Recorded data
*** Begin section ***

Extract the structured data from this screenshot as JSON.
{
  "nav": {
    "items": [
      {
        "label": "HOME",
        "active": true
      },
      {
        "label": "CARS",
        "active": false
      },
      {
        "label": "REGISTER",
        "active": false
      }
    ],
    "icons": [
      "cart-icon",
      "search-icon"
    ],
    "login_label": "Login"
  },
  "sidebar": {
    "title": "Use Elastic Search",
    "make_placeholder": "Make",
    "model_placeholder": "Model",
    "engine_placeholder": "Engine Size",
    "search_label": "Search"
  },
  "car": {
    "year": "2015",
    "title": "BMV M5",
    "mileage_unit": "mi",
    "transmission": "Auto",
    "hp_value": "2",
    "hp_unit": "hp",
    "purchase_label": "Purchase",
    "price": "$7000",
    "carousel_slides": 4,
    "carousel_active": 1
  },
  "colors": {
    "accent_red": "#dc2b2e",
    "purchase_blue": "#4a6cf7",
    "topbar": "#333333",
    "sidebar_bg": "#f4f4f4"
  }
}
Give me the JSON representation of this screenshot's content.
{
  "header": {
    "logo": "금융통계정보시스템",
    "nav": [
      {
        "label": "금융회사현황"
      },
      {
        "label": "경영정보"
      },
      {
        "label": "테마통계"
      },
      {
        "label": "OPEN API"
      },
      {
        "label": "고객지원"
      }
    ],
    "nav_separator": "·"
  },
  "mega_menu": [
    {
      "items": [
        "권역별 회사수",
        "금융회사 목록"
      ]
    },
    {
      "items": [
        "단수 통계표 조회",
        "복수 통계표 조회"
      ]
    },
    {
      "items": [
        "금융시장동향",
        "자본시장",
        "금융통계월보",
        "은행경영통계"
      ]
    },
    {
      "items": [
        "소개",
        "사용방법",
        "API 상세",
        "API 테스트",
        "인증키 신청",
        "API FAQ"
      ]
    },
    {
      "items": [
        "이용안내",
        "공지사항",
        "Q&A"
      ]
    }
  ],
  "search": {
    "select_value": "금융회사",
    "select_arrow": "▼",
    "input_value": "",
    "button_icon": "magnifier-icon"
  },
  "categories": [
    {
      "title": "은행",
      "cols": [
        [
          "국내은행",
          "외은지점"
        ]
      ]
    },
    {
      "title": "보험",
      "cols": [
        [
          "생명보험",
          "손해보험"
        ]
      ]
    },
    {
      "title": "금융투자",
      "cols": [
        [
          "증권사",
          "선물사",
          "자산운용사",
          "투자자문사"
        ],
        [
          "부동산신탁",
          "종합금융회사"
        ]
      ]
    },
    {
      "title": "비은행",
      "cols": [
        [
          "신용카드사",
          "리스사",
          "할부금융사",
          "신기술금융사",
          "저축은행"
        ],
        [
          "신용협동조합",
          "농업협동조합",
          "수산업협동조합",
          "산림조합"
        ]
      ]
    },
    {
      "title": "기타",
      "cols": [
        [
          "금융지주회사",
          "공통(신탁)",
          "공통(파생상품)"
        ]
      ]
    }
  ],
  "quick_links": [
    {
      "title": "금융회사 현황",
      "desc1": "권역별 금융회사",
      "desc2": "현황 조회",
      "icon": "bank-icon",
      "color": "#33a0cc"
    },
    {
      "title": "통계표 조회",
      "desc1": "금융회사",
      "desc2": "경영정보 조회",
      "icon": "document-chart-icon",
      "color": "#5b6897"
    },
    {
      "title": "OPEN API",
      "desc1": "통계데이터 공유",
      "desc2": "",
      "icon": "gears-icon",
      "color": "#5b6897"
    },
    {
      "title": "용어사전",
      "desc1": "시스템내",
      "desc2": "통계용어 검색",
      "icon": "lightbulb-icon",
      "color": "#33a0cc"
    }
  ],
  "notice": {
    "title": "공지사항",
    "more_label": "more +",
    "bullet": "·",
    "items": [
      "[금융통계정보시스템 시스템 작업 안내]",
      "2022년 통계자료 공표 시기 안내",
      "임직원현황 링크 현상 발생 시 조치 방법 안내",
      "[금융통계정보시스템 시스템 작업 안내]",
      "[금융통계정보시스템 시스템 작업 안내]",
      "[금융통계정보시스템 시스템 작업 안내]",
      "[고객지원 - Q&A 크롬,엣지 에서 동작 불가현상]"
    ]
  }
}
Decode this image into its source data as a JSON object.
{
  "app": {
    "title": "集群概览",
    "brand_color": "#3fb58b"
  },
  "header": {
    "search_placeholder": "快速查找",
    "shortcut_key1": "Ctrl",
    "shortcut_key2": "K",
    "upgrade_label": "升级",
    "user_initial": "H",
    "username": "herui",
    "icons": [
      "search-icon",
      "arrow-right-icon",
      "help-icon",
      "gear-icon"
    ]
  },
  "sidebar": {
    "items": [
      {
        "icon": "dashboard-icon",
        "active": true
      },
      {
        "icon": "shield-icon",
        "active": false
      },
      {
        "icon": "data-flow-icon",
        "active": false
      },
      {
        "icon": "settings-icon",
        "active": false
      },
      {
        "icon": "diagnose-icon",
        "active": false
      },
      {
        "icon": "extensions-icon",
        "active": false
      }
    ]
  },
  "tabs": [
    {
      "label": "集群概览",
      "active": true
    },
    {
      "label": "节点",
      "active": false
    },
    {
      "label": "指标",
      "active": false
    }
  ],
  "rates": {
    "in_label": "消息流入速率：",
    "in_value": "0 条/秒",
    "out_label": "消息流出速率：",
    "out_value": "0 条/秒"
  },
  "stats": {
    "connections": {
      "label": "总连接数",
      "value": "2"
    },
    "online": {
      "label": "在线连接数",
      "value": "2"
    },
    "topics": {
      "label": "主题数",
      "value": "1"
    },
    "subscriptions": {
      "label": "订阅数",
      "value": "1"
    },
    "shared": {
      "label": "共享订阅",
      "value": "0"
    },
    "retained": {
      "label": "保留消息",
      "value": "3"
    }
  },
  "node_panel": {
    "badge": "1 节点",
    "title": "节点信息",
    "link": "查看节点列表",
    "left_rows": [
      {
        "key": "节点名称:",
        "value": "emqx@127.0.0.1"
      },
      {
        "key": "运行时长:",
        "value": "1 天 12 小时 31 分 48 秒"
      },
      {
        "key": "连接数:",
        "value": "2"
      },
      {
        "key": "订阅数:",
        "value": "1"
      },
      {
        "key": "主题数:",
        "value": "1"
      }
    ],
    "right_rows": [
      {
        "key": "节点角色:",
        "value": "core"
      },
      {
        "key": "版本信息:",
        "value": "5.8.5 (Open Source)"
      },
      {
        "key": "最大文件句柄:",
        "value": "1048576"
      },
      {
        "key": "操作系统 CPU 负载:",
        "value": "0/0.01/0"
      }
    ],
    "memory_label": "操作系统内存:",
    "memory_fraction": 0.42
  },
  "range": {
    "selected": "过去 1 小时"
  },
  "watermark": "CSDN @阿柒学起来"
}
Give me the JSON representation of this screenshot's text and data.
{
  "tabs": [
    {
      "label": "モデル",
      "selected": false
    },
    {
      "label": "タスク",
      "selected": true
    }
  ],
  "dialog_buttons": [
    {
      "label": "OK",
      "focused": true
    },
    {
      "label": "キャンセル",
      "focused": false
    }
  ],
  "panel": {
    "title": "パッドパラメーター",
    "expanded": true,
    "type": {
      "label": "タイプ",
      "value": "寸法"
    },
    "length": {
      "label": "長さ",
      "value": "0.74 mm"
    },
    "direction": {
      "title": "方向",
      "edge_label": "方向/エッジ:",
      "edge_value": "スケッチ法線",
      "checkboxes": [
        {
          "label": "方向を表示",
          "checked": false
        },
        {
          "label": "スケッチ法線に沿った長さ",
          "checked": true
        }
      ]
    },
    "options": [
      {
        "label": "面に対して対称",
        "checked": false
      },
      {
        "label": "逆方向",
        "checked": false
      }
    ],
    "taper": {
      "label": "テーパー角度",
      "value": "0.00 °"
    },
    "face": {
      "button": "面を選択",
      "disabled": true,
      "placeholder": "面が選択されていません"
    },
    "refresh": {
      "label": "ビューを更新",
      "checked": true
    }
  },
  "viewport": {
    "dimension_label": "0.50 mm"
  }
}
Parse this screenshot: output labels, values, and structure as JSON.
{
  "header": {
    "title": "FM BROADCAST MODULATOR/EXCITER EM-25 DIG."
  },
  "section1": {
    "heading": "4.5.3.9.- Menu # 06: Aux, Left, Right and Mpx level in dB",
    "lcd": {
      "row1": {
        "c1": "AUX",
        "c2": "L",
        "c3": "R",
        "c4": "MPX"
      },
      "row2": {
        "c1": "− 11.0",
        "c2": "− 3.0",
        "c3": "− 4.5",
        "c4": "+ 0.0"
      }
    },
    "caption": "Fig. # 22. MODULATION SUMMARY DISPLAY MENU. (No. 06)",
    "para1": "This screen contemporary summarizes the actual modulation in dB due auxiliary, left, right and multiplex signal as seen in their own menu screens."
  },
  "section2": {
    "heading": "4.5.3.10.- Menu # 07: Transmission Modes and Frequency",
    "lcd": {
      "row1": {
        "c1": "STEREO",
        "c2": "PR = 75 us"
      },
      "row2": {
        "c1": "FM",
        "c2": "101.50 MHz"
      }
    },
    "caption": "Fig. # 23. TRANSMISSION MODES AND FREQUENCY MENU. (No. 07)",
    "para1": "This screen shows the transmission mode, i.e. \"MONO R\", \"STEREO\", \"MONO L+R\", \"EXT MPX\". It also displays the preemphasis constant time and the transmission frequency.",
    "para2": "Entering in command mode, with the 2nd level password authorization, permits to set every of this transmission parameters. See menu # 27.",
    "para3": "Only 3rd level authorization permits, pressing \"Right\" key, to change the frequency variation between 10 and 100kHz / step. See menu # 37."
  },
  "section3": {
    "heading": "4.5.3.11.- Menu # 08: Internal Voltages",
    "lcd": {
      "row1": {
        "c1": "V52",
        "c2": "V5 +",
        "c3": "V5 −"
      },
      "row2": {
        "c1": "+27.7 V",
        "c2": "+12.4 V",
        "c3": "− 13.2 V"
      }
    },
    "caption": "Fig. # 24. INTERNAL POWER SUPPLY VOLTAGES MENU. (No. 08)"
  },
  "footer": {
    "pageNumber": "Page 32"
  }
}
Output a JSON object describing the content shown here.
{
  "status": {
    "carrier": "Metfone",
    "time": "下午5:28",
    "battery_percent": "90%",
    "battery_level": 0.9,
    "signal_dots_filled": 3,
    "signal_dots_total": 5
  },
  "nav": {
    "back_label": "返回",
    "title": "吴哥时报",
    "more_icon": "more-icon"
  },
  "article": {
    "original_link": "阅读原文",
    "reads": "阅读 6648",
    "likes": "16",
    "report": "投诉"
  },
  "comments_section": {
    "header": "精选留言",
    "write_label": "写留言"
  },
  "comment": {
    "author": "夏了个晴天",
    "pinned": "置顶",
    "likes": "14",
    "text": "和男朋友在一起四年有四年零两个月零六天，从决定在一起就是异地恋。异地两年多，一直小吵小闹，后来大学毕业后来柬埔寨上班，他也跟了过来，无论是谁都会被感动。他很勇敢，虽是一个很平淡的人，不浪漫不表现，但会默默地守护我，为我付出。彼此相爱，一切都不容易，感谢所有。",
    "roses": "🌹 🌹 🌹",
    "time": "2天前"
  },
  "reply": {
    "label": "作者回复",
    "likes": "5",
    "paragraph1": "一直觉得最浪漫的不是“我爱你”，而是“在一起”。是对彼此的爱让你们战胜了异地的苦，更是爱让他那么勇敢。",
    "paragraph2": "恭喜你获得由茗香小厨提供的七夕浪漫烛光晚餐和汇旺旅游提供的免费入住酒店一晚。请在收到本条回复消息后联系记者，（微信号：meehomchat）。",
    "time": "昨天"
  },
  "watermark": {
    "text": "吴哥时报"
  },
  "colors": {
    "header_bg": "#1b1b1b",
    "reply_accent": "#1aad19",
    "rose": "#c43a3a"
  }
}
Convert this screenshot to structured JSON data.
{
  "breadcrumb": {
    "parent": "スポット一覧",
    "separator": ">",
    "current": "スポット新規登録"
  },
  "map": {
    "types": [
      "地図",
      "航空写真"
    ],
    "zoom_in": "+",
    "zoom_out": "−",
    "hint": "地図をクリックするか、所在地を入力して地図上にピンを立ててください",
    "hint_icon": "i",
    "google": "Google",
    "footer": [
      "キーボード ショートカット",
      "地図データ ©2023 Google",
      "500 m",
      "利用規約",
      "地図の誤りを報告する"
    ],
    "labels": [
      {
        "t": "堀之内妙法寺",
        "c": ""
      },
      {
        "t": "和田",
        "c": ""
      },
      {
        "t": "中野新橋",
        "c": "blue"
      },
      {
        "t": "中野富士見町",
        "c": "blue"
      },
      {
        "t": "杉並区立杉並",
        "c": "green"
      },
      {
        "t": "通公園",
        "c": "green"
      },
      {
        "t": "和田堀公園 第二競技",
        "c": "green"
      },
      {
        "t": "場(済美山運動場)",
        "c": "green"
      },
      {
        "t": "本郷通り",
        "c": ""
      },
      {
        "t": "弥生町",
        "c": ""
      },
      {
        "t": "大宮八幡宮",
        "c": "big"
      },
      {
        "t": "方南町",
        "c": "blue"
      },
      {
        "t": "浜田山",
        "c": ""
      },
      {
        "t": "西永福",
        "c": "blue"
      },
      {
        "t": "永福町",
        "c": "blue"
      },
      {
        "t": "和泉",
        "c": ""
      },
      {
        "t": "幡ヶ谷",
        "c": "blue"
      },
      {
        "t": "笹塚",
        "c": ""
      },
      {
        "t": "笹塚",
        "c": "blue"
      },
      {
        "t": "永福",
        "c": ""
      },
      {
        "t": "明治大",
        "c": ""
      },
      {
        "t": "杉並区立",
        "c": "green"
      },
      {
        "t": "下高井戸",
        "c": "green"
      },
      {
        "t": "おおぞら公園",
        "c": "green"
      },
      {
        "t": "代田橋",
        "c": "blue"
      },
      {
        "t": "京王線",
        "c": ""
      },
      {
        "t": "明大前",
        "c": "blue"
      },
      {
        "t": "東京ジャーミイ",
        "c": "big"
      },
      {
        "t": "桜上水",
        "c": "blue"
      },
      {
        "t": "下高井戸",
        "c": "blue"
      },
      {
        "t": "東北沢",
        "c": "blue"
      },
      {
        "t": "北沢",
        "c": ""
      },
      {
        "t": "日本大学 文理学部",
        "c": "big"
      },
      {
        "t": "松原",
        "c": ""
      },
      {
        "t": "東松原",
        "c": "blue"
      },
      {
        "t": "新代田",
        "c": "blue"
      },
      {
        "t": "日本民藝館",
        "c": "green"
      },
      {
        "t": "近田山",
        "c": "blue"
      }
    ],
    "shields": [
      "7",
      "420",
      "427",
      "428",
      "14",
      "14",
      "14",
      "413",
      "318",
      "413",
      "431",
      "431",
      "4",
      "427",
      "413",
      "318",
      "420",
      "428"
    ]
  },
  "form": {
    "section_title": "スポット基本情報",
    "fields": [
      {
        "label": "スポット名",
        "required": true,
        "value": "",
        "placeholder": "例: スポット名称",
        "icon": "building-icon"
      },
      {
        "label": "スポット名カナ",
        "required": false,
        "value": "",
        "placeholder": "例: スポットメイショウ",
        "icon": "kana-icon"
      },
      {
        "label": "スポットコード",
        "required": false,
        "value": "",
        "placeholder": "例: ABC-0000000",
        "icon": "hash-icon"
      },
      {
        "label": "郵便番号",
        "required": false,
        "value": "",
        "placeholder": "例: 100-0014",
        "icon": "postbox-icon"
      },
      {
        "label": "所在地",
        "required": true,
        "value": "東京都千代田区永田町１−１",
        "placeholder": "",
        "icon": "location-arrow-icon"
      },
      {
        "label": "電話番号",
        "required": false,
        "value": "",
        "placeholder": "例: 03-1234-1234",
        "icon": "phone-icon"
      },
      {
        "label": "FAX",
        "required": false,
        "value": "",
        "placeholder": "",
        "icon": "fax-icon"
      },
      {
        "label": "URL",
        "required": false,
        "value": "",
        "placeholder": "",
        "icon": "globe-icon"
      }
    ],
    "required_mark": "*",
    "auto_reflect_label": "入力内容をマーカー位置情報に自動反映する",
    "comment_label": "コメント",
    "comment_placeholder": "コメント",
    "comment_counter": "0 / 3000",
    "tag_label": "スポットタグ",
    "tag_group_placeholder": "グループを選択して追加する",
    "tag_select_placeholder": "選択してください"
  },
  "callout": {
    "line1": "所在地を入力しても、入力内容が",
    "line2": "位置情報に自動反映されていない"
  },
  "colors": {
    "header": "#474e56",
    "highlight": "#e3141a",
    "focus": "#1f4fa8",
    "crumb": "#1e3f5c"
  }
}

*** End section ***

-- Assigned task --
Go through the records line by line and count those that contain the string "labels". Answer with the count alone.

-- Solution to this task --
2